*Exercise details:* Retype every entry in its entirety, without alteration.

━━━━━━━━━━

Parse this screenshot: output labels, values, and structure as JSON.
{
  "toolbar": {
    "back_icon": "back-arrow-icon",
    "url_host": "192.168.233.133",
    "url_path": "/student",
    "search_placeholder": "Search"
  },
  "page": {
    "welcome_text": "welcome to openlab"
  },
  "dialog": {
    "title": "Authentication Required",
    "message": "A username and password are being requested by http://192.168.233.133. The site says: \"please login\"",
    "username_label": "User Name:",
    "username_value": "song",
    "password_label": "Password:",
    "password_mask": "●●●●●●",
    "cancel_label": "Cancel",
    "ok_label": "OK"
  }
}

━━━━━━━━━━

*Result for this task:*
Parse this screenshot: output labels, values, and structure as JSON.
{
  "toolbar": {
    "back_icon": "back-arrow-icon",
    "url_host": "192.168.233.133",
    "url_path": "/student",
    "search_placeholder": "Search"
  },
  "page": {
    "welcome_text": "welcome to openlab"
  },
  "dialog": {
    "title": "Authentication Required",
    "message": "A username and password are being requested by http://192.168.233.133. The site says: \"please login\"",
    "username_label": "User Name:",
    "username_value": "song",
    "password_label": "Password:",
    "password_mask": "●●●●●●",
    "cancel_label": "Cancel",
    "ok_label": "OK"
  }
}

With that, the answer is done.